→ **Problem details**: Show each line of the listing in which the word "objects" occurs.

→ **Data**:
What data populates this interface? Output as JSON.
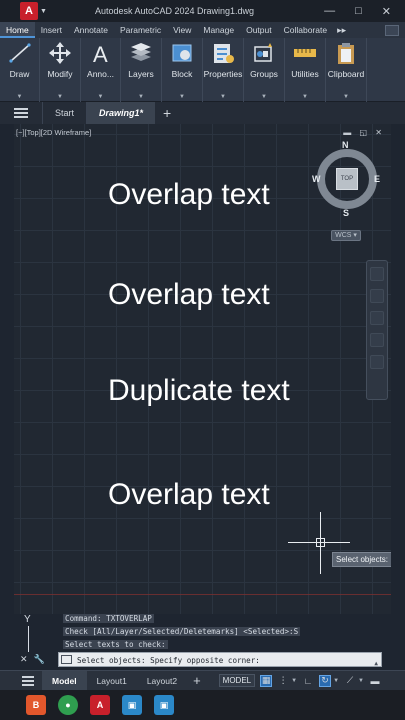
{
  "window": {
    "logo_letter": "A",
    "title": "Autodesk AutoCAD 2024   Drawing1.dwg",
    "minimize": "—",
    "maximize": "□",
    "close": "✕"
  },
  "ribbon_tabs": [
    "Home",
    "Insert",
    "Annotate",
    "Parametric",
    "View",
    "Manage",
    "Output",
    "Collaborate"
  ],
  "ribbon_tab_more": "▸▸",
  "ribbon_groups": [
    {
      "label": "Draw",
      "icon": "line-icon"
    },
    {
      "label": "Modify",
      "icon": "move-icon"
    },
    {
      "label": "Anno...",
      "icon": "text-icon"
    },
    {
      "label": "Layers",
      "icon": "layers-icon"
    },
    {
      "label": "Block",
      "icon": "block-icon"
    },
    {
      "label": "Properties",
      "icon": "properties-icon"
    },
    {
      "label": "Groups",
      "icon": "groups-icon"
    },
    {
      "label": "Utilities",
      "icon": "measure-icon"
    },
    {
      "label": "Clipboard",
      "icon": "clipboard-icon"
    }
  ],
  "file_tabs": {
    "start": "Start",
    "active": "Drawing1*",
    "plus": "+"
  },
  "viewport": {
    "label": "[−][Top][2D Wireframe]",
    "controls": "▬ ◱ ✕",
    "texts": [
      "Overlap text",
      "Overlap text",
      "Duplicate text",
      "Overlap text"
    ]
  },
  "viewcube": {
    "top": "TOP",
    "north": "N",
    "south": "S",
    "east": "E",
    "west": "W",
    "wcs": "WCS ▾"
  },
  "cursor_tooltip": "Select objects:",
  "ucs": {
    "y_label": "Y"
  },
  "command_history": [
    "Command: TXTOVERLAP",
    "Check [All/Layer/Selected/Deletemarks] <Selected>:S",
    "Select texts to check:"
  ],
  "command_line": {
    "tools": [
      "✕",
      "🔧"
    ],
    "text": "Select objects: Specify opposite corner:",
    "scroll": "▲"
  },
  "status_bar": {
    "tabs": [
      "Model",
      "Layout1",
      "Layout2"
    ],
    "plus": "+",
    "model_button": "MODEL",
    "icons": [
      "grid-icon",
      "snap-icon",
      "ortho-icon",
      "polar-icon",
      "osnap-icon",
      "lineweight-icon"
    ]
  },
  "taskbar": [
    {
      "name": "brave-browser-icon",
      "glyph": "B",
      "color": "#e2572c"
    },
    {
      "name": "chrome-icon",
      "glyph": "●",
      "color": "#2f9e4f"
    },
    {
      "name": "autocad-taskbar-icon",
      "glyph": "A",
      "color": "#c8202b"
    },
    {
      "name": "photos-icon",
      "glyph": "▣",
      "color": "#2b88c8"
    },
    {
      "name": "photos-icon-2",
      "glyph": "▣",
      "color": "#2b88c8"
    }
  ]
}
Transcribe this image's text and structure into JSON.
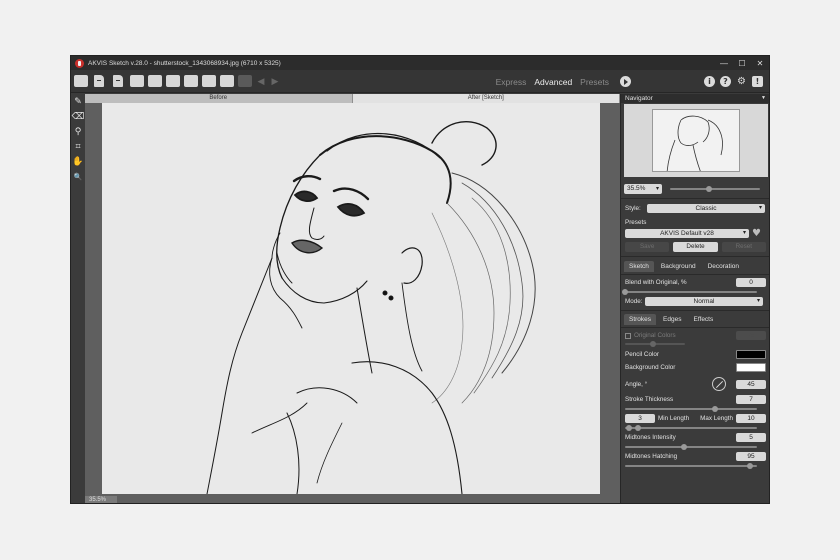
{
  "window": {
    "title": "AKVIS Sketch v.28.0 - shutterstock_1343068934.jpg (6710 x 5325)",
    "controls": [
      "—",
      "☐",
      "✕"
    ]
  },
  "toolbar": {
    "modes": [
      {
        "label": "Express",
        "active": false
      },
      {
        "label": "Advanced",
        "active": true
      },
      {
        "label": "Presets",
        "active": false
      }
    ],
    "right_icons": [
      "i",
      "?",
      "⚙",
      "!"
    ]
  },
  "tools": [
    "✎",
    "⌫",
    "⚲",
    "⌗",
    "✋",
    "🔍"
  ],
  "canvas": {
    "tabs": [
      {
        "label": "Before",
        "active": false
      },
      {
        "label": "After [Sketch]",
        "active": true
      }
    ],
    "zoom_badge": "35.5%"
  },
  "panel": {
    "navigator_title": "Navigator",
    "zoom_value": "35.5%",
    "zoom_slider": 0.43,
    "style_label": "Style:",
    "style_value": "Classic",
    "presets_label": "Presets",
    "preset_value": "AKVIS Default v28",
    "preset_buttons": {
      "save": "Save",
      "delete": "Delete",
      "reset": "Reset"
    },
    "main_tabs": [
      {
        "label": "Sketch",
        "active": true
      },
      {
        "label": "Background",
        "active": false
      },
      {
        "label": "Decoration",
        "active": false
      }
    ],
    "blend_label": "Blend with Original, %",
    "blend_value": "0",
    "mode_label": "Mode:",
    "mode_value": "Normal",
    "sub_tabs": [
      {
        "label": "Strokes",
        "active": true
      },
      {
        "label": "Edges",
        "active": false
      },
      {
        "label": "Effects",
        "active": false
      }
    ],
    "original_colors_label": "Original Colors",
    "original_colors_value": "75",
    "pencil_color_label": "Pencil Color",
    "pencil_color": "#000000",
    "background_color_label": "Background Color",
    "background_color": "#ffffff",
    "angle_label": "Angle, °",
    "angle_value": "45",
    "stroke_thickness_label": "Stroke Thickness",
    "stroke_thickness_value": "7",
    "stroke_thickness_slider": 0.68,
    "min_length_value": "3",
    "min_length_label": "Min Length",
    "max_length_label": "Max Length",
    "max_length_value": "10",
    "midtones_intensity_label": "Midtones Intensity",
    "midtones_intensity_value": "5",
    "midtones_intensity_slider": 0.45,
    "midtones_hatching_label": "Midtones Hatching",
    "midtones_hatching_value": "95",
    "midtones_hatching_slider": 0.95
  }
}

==

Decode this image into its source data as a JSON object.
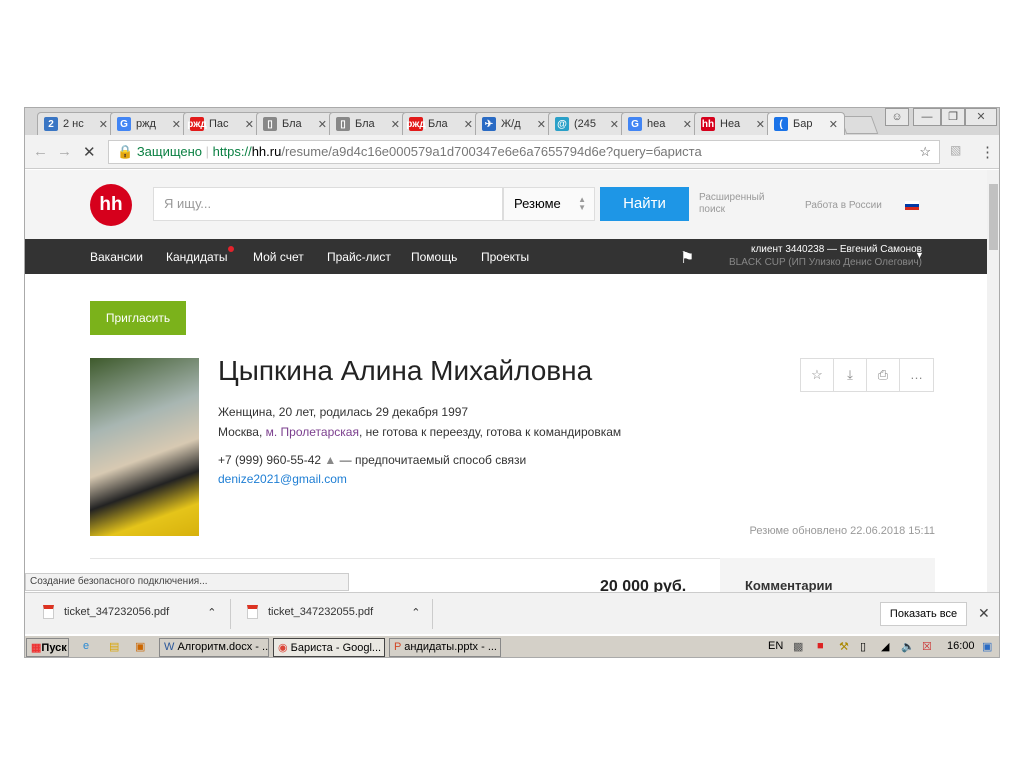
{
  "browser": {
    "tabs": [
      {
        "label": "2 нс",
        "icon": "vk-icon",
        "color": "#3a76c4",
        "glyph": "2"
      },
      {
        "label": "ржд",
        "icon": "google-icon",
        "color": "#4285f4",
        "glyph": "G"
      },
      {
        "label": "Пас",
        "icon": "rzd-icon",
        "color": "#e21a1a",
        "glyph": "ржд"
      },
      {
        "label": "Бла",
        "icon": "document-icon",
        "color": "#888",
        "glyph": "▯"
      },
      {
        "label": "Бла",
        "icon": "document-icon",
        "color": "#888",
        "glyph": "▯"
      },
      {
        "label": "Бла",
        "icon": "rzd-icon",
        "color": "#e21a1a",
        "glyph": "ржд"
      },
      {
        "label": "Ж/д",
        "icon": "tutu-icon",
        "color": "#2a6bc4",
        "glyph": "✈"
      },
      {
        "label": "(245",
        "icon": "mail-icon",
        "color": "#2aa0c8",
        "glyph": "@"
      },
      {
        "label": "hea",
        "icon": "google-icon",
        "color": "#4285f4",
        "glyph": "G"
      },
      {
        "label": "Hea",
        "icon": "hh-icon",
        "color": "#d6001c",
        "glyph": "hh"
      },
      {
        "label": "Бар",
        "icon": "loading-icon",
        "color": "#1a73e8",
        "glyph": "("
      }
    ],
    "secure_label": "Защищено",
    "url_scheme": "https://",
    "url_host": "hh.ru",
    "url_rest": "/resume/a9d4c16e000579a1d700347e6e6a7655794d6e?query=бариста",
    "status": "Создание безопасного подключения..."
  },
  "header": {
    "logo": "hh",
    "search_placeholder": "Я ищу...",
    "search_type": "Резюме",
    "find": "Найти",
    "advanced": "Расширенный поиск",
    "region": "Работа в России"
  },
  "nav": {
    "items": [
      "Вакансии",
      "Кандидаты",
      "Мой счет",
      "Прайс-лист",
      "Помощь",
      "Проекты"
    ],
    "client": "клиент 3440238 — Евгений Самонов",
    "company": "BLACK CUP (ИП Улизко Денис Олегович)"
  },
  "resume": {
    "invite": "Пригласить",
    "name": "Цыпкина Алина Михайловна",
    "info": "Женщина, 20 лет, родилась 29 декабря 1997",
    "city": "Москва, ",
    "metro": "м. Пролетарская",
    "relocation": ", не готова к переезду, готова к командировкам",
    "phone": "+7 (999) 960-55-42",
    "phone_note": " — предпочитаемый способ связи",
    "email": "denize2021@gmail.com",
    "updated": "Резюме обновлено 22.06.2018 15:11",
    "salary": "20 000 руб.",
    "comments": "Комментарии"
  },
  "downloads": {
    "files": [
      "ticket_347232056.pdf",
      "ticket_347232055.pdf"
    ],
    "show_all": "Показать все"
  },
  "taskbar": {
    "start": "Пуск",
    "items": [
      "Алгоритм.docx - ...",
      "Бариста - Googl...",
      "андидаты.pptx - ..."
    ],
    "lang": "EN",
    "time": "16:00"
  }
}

→ **Solution to this problem**:
  "cursor_tooltip": "Select objects:",
    "text": "Select objects: Specify opposite corner:",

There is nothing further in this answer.